This is an excellent new contribution to current academic and policy debates, and will be of great interest internationally to all students, researchers, public sector managers and policy makers.
The improvement of public services has become a key priority for all the main political parties in the UK. Recent years have witnessed large, real terms increases in spending on public services and a plethora of new initiatives designed to drive up standards in the Heath Service, schools, the police and local government.
As part of this broader picture the Government has launched major reforms that it hopes will transform local authority performance. Councils have had to develop new ways of delivering services. They have been under pressure to achieve 'stretch targets' and to work in partnership with other local agencies to provide more 'joined up' services. More recently ministers have also stepped up the pressure on them to achieve major efficiency savings through better procurement and working practices.
To date relatively little has been written about these developments.
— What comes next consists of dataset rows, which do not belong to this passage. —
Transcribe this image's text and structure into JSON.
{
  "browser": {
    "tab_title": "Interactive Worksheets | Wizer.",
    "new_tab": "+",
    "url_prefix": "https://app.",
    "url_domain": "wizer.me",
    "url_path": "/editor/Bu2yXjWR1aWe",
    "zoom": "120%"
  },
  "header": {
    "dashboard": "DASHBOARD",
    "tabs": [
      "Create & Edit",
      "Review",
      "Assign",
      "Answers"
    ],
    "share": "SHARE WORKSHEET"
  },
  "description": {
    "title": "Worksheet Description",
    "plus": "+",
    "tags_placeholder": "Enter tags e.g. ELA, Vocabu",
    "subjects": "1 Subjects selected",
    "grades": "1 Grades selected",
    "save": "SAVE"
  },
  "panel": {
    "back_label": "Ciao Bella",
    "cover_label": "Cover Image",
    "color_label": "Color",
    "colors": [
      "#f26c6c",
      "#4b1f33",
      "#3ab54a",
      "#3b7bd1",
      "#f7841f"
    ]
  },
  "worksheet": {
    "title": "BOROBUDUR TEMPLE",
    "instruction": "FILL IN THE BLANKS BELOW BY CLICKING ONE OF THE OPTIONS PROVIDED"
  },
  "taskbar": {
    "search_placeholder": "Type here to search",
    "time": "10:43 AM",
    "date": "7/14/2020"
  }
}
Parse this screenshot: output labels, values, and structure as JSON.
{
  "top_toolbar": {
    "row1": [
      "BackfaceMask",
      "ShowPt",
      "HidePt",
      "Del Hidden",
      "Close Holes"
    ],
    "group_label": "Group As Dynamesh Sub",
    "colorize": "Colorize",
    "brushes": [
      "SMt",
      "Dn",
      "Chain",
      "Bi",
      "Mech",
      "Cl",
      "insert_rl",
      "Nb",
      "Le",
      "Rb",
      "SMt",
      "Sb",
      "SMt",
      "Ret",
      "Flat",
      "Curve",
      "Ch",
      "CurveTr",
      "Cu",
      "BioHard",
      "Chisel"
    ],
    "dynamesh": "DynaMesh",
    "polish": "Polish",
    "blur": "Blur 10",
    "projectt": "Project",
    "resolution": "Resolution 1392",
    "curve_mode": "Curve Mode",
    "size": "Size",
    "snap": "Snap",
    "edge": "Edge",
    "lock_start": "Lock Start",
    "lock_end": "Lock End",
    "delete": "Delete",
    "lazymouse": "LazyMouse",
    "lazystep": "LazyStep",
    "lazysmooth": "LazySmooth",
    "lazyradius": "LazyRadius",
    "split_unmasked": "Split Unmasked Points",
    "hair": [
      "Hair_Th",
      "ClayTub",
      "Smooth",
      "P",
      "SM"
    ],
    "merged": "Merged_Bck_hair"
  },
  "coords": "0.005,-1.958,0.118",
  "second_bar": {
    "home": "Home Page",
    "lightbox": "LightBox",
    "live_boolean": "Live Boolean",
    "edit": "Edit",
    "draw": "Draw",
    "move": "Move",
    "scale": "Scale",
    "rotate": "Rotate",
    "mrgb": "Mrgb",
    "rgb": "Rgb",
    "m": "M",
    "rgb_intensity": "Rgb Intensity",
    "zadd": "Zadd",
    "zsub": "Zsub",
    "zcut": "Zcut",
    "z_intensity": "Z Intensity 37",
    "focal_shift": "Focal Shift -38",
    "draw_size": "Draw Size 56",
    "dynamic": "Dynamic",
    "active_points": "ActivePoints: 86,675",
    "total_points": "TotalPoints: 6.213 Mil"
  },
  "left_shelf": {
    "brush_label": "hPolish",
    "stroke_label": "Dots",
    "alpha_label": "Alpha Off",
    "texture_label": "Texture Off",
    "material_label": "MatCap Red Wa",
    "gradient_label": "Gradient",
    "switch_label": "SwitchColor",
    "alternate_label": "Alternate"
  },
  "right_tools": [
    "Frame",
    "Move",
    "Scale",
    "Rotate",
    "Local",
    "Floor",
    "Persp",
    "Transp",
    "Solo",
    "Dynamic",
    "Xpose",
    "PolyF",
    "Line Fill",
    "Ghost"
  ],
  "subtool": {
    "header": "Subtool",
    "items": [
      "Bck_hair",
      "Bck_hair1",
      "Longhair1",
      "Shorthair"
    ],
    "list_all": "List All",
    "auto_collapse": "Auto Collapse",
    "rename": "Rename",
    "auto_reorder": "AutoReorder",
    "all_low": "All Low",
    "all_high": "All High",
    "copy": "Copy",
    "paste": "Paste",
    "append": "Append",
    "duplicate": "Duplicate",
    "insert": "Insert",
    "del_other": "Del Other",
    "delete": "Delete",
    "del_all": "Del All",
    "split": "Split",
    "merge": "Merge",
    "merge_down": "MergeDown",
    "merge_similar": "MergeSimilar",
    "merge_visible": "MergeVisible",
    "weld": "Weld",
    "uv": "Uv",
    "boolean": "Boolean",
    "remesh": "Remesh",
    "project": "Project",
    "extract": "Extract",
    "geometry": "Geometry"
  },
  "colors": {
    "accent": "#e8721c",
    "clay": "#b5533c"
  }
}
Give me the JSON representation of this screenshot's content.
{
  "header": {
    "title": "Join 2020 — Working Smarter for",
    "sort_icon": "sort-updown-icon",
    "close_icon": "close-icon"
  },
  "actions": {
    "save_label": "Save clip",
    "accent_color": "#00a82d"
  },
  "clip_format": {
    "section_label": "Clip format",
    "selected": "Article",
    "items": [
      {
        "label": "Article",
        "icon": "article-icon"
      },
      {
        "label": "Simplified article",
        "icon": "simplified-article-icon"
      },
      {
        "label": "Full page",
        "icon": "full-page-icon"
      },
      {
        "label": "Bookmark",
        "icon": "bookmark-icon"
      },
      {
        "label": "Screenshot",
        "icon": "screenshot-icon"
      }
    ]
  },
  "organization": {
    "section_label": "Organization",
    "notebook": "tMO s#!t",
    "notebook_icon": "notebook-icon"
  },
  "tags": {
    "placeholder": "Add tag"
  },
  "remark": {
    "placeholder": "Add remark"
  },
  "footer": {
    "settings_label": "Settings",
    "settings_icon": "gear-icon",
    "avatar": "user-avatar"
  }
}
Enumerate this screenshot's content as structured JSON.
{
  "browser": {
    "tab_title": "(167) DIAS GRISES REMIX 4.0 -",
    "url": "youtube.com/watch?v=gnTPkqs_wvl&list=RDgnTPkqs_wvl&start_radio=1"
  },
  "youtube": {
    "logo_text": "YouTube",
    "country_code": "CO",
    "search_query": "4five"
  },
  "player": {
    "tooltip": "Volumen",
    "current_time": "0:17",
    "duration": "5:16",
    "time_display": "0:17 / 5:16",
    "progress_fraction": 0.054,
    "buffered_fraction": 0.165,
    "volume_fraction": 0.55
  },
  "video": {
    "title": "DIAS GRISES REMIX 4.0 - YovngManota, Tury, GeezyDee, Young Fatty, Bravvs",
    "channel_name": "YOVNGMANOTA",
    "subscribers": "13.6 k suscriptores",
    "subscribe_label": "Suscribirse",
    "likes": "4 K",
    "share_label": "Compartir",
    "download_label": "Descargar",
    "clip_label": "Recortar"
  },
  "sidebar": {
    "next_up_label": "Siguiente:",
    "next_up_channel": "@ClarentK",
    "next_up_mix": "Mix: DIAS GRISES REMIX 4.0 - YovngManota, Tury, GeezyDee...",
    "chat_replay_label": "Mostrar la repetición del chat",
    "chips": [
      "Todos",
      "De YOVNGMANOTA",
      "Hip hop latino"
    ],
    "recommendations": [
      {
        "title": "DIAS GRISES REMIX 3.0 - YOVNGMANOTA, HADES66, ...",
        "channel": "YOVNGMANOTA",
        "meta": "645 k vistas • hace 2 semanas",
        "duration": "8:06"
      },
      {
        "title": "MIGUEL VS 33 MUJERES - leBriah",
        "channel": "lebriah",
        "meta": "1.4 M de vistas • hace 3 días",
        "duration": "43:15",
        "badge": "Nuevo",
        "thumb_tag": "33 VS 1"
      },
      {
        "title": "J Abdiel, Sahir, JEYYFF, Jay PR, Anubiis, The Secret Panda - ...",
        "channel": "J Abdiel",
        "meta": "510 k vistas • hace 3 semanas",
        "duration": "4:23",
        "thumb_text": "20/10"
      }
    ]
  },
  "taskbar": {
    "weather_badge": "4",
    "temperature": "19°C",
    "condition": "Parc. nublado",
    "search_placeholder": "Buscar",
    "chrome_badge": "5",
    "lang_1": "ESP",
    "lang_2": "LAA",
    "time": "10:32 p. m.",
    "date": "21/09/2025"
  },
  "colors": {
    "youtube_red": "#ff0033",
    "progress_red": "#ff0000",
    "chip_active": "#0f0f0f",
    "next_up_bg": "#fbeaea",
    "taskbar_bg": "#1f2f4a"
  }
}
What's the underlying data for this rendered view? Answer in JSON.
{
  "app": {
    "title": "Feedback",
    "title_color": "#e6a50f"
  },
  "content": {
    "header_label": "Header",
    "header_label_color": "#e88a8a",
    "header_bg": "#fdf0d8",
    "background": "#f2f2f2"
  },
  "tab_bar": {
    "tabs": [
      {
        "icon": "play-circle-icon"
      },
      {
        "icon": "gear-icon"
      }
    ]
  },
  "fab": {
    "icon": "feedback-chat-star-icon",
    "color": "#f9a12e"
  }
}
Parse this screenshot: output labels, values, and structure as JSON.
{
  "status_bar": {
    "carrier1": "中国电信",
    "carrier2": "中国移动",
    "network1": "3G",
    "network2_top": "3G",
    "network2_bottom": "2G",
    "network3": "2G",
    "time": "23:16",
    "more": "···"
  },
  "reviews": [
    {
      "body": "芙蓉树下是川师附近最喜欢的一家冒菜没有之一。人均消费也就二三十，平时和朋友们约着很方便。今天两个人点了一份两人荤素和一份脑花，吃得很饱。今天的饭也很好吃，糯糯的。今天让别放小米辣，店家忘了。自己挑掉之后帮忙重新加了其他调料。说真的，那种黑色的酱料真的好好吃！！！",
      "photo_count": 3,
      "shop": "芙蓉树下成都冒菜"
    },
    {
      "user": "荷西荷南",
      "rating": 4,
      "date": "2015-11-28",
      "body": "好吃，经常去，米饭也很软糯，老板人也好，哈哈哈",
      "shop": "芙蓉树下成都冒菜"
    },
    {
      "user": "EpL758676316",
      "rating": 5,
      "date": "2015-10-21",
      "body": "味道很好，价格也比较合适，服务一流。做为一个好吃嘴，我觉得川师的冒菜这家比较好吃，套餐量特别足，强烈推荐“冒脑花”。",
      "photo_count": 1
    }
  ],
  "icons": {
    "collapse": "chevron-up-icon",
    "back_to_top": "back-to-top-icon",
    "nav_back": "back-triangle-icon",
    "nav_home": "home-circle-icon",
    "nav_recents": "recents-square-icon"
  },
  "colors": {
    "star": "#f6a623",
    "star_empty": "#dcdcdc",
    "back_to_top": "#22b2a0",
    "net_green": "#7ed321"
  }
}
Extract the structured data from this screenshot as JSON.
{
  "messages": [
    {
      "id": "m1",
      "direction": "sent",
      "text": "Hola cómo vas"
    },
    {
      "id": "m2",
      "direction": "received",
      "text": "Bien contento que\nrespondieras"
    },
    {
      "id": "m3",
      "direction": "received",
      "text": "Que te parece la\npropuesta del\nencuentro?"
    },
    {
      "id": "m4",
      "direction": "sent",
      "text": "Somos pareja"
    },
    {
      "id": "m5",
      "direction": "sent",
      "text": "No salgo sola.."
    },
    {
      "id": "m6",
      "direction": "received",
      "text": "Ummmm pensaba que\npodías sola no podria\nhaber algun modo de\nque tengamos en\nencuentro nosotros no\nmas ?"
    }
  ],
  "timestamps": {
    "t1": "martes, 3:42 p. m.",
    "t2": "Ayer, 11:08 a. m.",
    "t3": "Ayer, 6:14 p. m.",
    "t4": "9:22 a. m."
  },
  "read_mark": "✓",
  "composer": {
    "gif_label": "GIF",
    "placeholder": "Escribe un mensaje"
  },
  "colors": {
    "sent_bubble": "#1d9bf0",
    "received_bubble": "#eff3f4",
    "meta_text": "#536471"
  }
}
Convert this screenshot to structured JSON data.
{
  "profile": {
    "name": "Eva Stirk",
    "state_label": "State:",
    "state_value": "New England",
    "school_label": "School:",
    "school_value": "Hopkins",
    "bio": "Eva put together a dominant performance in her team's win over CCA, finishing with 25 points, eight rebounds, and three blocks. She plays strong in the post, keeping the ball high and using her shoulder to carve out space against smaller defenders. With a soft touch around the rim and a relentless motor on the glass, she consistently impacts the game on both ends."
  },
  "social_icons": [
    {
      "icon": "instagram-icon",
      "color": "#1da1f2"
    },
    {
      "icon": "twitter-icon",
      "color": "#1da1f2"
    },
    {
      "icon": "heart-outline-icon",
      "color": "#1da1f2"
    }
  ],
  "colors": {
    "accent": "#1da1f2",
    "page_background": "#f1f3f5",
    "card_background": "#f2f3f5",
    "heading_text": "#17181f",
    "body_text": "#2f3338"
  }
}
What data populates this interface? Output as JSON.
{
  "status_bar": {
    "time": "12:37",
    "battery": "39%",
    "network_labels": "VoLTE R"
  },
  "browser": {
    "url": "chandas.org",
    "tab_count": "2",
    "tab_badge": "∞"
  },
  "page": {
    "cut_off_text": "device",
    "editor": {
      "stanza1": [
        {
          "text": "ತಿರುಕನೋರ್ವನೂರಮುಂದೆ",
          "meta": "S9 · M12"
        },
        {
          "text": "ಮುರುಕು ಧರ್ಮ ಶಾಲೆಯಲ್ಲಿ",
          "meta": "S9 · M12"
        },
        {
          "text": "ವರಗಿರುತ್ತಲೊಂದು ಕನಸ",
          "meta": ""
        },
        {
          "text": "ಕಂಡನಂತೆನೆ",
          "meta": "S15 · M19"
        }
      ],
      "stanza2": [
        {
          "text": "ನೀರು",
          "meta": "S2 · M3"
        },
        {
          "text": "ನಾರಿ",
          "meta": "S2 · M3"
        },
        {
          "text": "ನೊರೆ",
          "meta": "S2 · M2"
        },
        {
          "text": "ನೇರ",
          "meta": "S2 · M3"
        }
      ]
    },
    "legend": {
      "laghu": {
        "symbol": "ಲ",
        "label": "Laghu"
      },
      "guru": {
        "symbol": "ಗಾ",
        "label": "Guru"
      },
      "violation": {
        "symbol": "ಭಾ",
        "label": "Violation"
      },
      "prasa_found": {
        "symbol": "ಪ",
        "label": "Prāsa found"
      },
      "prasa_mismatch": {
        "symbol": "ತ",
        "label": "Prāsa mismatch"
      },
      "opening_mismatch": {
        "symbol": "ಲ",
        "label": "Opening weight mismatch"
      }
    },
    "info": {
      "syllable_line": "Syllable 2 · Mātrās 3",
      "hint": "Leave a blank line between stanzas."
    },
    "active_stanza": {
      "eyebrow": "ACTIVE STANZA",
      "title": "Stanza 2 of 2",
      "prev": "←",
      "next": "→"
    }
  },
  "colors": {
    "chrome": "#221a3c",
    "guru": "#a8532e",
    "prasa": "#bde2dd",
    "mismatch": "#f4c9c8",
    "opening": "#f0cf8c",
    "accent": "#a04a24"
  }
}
This book fills this gap by bringing togther authoritative analysis of current reforms ythrough speically commisioned chapters by leading researchers, policy makers and practitioners who have been closely involved in the development and implementation of these policies.
This book was previously published as a special issue of Local Government Studies.